# TASK DESCRIPTION:
Nothing but a number is wanted here: the count of lines in the data holding the word "JSON".

# EXTRACTED MATERIAL:
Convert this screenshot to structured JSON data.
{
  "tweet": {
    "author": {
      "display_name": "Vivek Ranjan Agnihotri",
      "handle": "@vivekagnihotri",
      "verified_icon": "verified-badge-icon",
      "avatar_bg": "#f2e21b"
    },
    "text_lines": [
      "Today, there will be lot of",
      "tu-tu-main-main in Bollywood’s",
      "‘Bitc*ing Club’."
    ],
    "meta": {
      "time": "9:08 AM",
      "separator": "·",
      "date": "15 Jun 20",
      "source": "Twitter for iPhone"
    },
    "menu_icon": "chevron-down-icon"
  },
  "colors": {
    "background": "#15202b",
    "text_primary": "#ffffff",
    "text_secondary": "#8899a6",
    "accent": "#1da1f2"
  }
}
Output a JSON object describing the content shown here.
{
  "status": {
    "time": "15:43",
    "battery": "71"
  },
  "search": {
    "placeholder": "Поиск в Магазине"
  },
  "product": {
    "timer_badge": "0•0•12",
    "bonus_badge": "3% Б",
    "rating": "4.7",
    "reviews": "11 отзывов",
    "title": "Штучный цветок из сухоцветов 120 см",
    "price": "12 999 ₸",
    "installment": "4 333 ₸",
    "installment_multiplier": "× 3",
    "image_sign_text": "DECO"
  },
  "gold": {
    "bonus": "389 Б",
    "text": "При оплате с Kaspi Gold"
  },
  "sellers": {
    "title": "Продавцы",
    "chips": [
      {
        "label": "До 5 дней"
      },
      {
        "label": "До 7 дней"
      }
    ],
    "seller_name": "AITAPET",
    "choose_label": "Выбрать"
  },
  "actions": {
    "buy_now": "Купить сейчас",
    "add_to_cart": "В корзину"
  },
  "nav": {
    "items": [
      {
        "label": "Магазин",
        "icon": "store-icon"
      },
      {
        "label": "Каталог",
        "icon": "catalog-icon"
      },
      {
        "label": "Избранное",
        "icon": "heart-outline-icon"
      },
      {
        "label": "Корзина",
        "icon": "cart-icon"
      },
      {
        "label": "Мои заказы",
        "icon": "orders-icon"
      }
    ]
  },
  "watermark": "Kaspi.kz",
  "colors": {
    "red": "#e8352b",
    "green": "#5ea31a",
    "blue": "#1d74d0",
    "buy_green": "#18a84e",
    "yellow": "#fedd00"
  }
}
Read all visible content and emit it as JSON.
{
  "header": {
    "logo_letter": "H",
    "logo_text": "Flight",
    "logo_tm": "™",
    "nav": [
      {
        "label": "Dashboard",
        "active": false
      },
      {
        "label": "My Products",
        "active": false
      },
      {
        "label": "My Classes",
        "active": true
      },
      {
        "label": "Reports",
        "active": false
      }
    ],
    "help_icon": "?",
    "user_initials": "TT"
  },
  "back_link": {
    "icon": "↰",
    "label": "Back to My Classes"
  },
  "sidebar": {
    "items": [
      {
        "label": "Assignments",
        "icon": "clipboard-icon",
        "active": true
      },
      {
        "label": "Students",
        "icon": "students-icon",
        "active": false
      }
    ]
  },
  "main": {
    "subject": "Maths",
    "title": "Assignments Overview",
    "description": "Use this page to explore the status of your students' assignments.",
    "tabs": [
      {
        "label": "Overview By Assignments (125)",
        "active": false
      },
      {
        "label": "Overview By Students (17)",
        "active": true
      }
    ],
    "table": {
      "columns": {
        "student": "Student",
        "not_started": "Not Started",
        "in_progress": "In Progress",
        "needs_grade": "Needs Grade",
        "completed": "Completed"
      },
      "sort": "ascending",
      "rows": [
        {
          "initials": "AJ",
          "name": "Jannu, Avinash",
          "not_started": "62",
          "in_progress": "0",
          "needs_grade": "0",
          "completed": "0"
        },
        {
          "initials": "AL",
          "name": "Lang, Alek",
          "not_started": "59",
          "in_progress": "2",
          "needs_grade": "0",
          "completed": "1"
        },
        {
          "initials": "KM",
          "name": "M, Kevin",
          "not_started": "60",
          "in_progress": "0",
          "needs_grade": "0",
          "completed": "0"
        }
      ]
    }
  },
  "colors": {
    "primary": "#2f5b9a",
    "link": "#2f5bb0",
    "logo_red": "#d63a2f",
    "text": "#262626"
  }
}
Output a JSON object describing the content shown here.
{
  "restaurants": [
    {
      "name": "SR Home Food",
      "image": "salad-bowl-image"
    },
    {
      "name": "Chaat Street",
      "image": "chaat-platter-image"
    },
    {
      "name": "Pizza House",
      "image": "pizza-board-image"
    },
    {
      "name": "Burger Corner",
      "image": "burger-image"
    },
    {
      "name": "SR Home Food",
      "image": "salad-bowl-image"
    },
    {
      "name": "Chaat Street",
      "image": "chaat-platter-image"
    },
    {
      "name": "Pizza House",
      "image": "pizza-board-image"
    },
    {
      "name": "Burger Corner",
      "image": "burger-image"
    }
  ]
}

# WRITTEN SOLUTION:
4